= DATA =
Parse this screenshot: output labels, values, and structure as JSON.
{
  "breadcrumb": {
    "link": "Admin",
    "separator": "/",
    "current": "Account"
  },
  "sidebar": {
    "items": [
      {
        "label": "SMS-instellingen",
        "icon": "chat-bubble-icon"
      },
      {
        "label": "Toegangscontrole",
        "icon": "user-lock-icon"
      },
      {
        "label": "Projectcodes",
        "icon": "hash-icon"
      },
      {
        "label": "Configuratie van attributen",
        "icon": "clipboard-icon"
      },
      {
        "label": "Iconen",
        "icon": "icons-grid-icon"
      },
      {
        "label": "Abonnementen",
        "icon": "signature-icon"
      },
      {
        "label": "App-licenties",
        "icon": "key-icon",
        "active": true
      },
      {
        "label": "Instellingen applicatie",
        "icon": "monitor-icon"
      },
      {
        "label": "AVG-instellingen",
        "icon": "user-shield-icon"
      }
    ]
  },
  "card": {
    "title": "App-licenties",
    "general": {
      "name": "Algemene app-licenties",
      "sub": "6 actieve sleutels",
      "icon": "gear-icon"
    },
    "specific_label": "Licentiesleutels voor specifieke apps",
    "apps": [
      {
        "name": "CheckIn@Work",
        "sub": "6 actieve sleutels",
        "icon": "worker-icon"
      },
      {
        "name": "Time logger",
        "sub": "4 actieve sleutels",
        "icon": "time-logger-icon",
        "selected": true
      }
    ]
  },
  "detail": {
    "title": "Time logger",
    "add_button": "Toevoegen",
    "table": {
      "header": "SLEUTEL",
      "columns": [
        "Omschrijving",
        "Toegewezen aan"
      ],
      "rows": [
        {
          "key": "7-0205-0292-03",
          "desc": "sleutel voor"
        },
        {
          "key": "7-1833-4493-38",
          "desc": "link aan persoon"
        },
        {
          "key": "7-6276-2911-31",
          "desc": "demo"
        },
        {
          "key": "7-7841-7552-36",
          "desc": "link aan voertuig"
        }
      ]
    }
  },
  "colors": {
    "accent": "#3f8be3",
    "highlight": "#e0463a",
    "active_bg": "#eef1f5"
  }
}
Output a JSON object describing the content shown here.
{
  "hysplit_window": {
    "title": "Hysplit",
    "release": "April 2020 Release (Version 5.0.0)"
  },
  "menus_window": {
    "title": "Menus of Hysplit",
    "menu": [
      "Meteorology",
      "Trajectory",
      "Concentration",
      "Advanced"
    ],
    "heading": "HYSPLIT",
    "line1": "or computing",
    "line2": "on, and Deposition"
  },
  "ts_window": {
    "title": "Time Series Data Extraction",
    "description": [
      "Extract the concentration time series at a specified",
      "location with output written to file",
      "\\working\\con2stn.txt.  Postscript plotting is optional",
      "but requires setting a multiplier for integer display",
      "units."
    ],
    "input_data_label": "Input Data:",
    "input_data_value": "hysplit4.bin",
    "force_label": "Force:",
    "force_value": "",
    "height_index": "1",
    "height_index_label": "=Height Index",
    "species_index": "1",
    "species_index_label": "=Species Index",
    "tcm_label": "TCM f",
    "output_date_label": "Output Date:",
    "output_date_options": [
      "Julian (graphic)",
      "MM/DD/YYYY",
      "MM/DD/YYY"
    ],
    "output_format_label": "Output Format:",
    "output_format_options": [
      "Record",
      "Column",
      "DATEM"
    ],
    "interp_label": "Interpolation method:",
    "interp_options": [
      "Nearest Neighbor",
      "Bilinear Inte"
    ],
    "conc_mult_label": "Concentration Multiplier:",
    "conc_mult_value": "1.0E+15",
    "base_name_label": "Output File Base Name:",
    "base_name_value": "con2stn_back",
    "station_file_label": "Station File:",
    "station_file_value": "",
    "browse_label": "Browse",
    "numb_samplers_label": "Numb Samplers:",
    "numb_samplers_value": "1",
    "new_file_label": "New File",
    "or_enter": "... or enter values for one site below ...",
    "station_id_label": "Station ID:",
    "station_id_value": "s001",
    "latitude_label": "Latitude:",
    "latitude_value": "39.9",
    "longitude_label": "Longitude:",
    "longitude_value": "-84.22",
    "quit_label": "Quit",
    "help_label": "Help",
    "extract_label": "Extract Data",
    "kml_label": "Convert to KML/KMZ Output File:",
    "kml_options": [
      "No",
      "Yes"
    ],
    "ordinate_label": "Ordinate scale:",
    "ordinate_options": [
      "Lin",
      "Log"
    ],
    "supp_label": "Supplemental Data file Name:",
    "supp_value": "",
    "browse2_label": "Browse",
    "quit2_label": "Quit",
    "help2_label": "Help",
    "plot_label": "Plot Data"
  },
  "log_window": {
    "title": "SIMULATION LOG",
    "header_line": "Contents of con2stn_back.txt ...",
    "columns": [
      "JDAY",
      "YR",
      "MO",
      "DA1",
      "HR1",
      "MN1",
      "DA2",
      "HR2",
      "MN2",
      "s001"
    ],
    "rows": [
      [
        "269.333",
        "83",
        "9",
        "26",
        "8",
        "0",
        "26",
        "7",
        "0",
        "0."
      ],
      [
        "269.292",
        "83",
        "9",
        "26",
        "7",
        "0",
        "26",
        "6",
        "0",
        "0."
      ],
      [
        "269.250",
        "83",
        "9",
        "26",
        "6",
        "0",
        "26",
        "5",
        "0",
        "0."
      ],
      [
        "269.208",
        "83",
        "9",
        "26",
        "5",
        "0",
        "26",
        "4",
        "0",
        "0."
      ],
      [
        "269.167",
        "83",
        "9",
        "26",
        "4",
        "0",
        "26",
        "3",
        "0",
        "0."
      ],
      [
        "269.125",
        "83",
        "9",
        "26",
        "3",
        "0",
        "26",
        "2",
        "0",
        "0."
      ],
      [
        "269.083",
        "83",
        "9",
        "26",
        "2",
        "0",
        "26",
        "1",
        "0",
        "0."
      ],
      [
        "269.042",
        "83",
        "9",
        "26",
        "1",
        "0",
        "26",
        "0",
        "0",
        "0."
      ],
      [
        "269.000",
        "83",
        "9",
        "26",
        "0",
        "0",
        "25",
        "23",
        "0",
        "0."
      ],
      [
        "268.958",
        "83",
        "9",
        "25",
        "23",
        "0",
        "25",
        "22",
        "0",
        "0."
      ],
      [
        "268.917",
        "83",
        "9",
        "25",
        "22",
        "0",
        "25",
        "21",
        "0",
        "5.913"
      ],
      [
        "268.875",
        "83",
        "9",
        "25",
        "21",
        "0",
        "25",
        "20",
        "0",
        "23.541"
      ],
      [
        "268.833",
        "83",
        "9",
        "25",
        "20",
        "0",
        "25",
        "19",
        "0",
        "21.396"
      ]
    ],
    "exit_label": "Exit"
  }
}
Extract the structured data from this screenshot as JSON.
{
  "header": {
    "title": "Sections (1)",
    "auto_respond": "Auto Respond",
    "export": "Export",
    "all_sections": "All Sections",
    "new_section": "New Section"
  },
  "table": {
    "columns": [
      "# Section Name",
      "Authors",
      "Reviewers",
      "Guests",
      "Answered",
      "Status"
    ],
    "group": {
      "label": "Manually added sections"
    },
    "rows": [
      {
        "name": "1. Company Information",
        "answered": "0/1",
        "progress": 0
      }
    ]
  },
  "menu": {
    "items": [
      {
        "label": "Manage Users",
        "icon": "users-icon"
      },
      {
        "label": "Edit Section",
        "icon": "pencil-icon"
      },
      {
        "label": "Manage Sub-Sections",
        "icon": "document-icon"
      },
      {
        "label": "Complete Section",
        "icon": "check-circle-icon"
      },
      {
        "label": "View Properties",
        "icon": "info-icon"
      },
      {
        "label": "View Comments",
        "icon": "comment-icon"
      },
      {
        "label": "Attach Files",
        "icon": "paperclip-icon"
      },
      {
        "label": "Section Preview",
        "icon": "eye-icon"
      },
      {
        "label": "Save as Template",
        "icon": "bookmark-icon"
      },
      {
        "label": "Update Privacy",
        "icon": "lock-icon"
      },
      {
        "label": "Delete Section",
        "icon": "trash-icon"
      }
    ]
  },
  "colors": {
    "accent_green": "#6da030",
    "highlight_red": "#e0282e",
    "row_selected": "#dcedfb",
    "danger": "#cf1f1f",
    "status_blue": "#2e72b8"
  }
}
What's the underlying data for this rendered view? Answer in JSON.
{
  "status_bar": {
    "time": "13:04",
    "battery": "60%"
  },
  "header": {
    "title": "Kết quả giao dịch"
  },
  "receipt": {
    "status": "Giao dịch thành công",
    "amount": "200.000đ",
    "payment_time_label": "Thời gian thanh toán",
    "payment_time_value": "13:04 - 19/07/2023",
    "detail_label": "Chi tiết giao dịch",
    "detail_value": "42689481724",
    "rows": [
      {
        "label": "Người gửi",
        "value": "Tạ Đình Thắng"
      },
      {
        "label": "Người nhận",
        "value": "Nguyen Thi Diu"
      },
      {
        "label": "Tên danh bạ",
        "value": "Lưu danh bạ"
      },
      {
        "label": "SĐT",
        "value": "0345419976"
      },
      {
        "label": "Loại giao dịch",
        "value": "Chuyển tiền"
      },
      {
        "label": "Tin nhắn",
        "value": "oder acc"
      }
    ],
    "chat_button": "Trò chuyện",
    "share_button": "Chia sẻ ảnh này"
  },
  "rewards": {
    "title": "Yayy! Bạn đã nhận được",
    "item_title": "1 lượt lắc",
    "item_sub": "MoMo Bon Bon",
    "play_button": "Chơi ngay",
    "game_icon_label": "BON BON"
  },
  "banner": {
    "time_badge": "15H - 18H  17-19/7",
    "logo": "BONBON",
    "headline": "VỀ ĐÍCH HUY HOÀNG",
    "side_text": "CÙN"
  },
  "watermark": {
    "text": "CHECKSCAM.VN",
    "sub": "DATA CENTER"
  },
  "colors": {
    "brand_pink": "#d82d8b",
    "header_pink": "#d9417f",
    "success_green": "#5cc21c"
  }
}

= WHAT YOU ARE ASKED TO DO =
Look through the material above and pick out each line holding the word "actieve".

= TASK OUTPUT =
      "sub": "6 actieve sleutels",
        "sub": "6 actieve sleutels",
        "sub": "4 actieve sleutels",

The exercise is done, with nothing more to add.